A 99-year-old man visited his doctor for abdominal pain and vomiting. He was diagnosed with an intestinal obstruction and referred to our hospital. A CT scan revealed a whirl sign located on right side of the stomach and an extended intestine on the left side of the stomach. It was difficult to identify the twisted portion. He was diagnosed with strangulation ileus, which required emergency surgery. It was revealed that the strangulated portion of the intestine was the terminal ileum to the ascending colon which was poorly fixed to the retroperitoneum. He underwent a right hemicolectomy. He was discharged 19 days post-operation. Ascending colon volvulus is rare and difficult to diagnose. However, a quick decision is required, because it can cause intestinal necrosis and perforation.
79-year-old man with diabetes mellitus presented to our hospital after suffering from a fever and abdominal pain. Abdominal computed tomography with contrast medium enhancement revealed a multilocular mass at the lateral segment of the liver. The patient’s pre-surgery diagnosis was a perforated liver abscess with panperitonitis. An emergency laparoscopic lavage and drainage were performed. Following treatment with antibiotics, a percutaneous transhepatic puncture, and drainage of the remaining liver abscess were performed. Post-operative progress was favorable, and the patient was discharged without complications. Liver abscess perforation has a high mortality rate and requires urgent treatment. Although laparoscopic surgery makes minimally invasive treatment possible, there have been reports that the increased abdominal pressure can cause bacteremia. For perforated liver abscess, a good outcome is obtained by laparoscopic damage control drainage, minimizing the pneumoperitoneum time in the initial surgery with minimal invasion.
A 38-year-old man was hospitalized with severe alcoholic acute pancreatitis. Despite treatment, he had persistent abdominal pain and fever. CT examination revealed gastric/duodenal/transverse colonic necrosis with fluid collection at twelve days of hospitalization. The patient was treated with percutaneous drainage to avoid surgery in the acute phase. After 47 days, CT indicated walled-off necrosis in the lower abdominal cavity. Percutaneous drainage was performed again. The patient’s condition stabilized, and minimal invasive treatment was employed to ensure adequate time for preparation for the surgery. Necrosectomy, necrotic intestinal resection, and reconstruction were performed 96 days after admission.
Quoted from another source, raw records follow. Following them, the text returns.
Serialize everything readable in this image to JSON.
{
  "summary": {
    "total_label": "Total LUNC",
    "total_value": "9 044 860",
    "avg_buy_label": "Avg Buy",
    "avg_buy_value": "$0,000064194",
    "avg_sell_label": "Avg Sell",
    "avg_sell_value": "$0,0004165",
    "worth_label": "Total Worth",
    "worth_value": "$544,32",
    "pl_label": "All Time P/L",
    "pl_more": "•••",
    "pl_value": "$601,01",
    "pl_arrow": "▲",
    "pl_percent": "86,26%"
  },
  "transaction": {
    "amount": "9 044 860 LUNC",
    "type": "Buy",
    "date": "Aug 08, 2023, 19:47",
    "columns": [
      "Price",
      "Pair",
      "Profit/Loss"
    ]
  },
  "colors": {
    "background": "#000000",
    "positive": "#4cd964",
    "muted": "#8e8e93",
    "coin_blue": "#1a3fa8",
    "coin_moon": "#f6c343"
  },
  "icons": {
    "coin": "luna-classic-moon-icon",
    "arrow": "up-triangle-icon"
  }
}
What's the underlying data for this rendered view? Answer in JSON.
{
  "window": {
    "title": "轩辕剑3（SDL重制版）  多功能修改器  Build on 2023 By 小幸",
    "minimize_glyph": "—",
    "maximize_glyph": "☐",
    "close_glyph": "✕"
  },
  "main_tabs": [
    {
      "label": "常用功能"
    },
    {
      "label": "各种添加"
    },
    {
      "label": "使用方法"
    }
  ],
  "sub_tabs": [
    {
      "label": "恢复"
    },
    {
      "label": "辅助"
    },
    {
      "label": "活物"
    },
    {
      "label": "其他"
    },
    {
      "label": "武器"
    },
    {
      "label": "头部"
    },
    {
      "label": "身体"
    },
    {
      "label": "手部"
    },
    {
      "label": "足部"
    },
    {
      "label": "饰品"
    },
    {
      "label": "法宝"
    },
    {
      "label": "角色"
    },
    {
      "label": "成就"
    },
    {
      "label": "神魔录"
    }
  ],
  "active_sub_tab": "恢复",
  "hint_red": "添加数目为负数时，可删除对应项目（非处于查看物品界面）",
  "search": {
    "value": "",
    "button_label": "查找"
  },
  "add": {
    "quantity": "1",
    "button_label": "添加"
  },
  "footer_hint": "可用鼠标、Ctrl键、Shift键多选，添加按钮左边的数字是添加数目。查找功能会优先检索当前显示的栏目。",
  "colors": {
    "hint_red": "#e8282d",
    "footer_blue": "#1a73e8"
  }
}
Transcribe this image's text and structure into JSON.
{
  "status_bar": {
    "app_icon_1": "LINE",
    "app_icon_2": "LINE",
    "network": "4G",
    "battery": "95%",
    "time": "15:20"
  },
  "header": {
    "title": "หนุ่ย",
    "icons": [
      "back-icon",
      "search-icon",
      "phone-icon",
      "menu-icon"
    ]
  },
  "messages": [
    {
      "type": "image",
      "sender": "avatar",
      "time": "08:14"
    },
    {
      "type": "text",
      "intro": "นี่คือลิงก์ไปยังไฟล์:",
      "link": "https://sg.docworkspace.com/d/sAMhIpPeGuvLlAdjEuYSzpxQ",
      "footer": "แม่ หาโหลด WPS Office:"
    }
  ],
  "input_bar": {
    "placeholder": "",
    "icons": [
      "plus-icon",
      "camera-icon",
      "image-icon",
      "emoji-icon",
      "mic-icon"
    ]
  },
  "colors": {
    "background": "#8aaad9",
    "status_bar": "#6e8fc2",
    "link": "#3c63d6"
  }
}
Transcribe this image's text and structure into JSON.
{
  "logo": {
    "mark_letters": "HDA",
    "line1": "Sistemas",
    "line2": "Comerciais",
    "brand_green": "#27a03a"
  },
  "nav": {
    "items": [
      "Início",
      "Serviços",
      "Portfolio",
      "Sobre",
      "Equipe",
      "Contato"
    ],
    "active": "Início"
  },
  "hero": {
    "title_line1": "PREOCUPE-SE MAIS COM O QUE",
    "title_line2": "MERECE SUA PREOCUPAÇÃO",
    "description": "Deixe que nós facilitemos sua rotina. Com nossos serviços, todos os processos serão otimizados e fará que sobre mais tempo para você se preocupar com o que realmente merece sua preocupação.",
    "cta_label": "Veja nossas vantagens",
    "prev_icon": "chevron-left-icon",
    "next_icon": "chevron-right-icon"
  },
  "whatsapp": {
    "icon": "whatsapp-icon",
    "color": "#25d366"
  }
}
Total pancreatectomy, total gastrectomy （Roux-en-Y anastomosis）, choledochojejunostomy, colostomy, and jejunostomy were completed. The patient was discharged 44 days after surgery without any postoperative complications.